Whose business is it anyway? 

The Upper Tribunal case of Royal College of Paediatrics and Child Health v Commissioners for HMRC [2015]UKUT 0038 (Royal College) is a timely reminder to the taxpayer that an approach that favours substance over form cuts both ways. 

In that case, the College identified a building which was vacant but being actively marketed as available for let and, before the freehold of the building was sold to the College, an affiliated college (which was already letting part of the College’s current premises) entered into a lease agreement with the vendor over one room, for 15 years and conditional on the sale to the College.

The College was successful before the FTT but HMRC successfully appealed. At paragraph 42 of its judgment, the UT noted that European case law was clear that there had to be both the transfer of an asset and something more for there to be a TOGC and at paragraph 43, the UT commented:

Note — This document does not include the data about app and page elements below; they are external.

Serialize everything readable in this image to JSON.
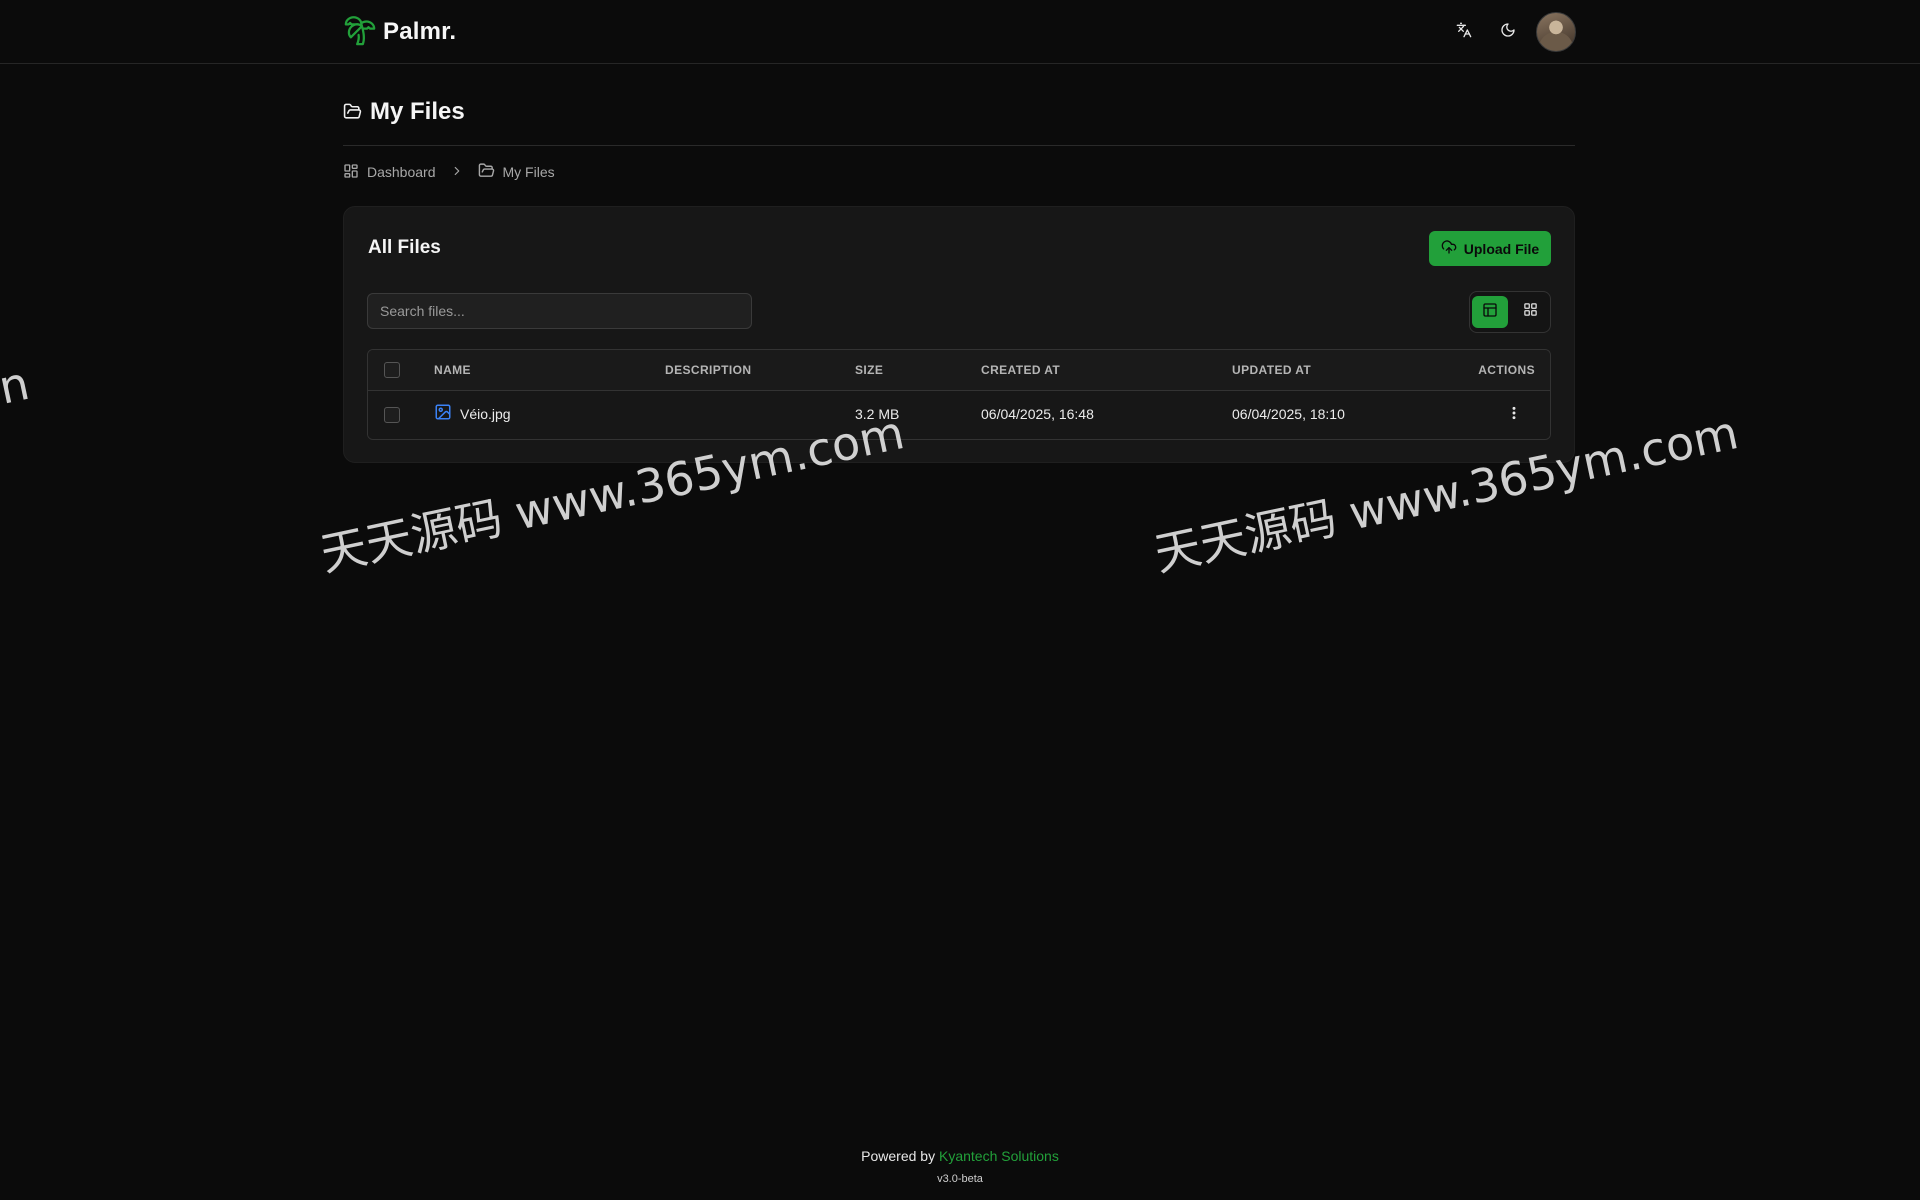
{
  "app": {
    "name": "Palmr."
  },
  "page": {
    "title": "My Files"
  },
  "breadcrumb": [
    {
      "label": "Dashboard"
    },
    {
      "label": "My Files"
    }
  ],
  "card": {
    "title": "All Files",
    "upload_label": "Upload File",
    "search_placeholder": "Search files..."
  },
  "table": {
    "columns": [
      "NAME",
      "DESCRIPTION",
      "SIZE",
      "CREATED AT",
      "UPDATED AT",
      "ACTIONS"
    ],
    "rows": [
      {
        "name": "Véio.jpg",
        "description": "",
        "size": "3.2 MB",
        "created_at": "06/04/2025, 16:48",
        "updated_at": "06/04/2025, 18:10"
      }
    ]
  },
  "watermark": {
    "text": "天天源码 www.365ym.com",
    "edge_fragment": "n"
  },
  "footer": {
    "powered_by": "Powered by",
    "company": "Kyantech Solutions",
    "version": "v3.0-beta"
  },
  "colors": {
    "accent": "#22a03a",
    "background": "#0b0b0b",
    "card": "#171717",
    "file_icon": "#3b82f6"
  },
  "icons": {
    "logo": "palm-tree-icon",
    "language": "translate-icon",
    "theme": "moon-icon",
    "page_title": "folder-open-icon",
    "dashboard": "layout-dashboard-icon",
    "upload": "cloud-upload-icon",
    "table_view": "table-icon",
    "grid_view": "grid-icon",
    "file": "image-file-icon",
    "actions": "more-vertical-icon"
  }
}
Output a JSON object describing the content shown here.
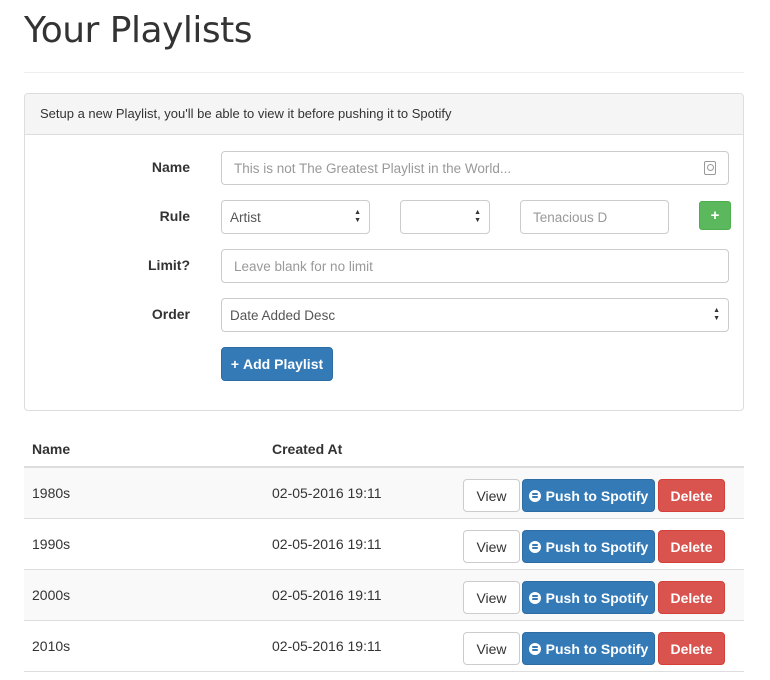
{
  "page": {
    "title": "Your Playlists"
  },
  "form": {
    "heading": "Setup a new Playlist, you'll be able to view it before pushing it to Spotify",
    "name_label": "Name",
    "name_placeholder": "This is not The Greatest Playlist in the World...",
    "rule_label": "Rule",
    "rule_field": "Artist",
    "rule_operator": "",
    "rule_value_placeholder": "Tenacious D",
    "add_rule_label": "+",
    "limit_label": "Limit?",
    "limit_placeholder": "Leave blank for no limit",
    "order_label": "Order",
    "order_value": "Date Added Desc",
    "add_playlist_label": "Add Playlist"
  },
  "table": {
    "headers": {
      "name": "Name",
      "created_at": "Created At"
    },
    "rows": [
      {
        "name": "1980s",
        "created_at": "02-05-2016 19:11",
        "view": "View",
        "push": "Push to Spotify",
        "delete": "Delete"
      },
      {
        "name": "1990s",
        "created_at": "02-05-2016 19:11",
        "view": "View",
        "push": "Push to Spotify",
        "delete": "Delete"
      },
      {
        "name": "2000s",
        "created_at": "02-05-2016 19:11",
        "view": "View",
        "push": "Push to Spotify",
        "delete": "Delete"
      },
      {
        "name": "2010s",
        "created_at": "02-05-2016 19:11",
        "view": "View",
        "push": "Push to Spotify",
        "delete": "Delete"
      }
    ]
  },
  "colors": {
    "primary": "#337ab7",
    "success": "#5cb85c",
    "danger": "#d9534f"
  }
}
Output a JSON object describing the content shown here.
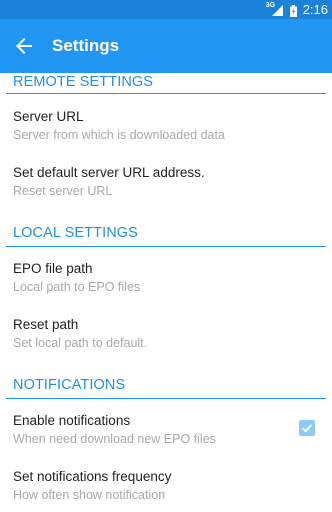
{
  "status_bar": {
    "network_type": "3G",
    "clock": "2:16"
  },
  "app_bar": {
    "title": "Settings"
  },
  "sections": {
    "remote": {
      "title": "REMOTE SETTINGS",
      "items": [
        {
          "title": "Server URL",
          "summary": "Server from which is downloaded data"
        },
        {
          "title": "Set default server URL address.",
          "summary": "Reset server URL"
        }
      ]
    },
    "local": {
      "title": "LOCAL SETTINGS",
      "items": [
        {
          "title": "EPO file path",
          "summary": "Local path to EPO files"
        },
        {
          "title": "Reset path",
          "summary": "Set local path to default."
        }
      ]
    },
    "notifications": {
      "title": "NOTIFICATIONS",
      "items": [
        {
          "title": "Enable notifications",
          "summary": "When need download new EPO files",
          "checked": true
        },
        {
          "title": "Set notifications frequency",
          "summary": "How often show notification"
        }
      ]
    }
  },
  "colors": {
    "status_bar": "#1a82d8",
    "app_bar": "#2196f3",
    "accent": "#1f8fe8",
    "checkbox_checked": "#8ccbf7"
  }
}
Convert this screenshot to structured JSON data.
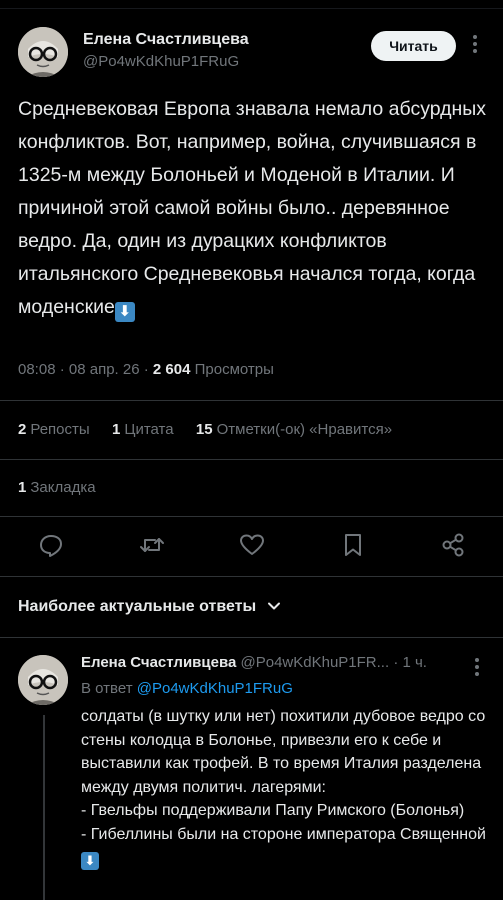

“In a normal case of the transfer of a freehold, no doubt it is enough for the extra element to be a transfer of a lease to a tenant or even an agreement with a putative tenant to do so. As long as that lease which is transferred (or the agreement) can truly be said to have been part of the seller’s business then the requirements of the law will be satisfied… However here the agreement for a lease was not part of the seller’s business at all. The putative tenants were never part of [the vendor’s] business, they came from the purchaser. The agreement arose directly from and was simply part of the sale transaction. No part of seller’s business was transferred to the buyer. For this reason the transfer was not a transfer of a going concern.” (our emphasis)

The distinction the UT made, between what forms part of the seller’s business and arrangements that are simply part of the sale transaction, is a telling one (and potentially relevant to the AfL in the first situation considered above) and against this backdrop any situation that involves a co-tenant or sub-lessee of the buyer becoming the tenant of the seller in advance of the sale is likely to fall foul of Royal College and, more generally, of an approach that favours substance over form.

Recent case law on ‘abusive practices’ only underlies the overriding significance of this substance over form principle. The CJEU in the Newey case (CJEU C-653/11, [2013] S.T.C. 2432) considered a similar point and looked at the economic reality of arrangements. The Supreme Court in the recent Pendragon case [2015]UKSC 37 took a similar approach so any court asked to review this sort of situation will be conducting their review in the climate produced by these two cases, neither of which were sympathetic to what the courts saw as artificial schemes based on an overly technical interpretation of the law.

In conclusion

A substance over form approach which potentially extends even to features of transactions dictated by UK land law increases the need for technical advice to be wedded to commercial reality. Working out whether a situation amounts to a TOGC is not simply a tick box exercise or one where accepted principles or HMRC guidance can be artificially incorporated into a transaction outside their proper context to achieve a beneficial result. More than ever, it is necessary to take the trouble to step back and ask whether a ‘real’ business is being carried on by the transferor and transferred to the transferee in a way that enables the transferee to continue it and not to be overly-fixated on technical distinctions of English, Welsh and Scottish land law and the nature of land interests.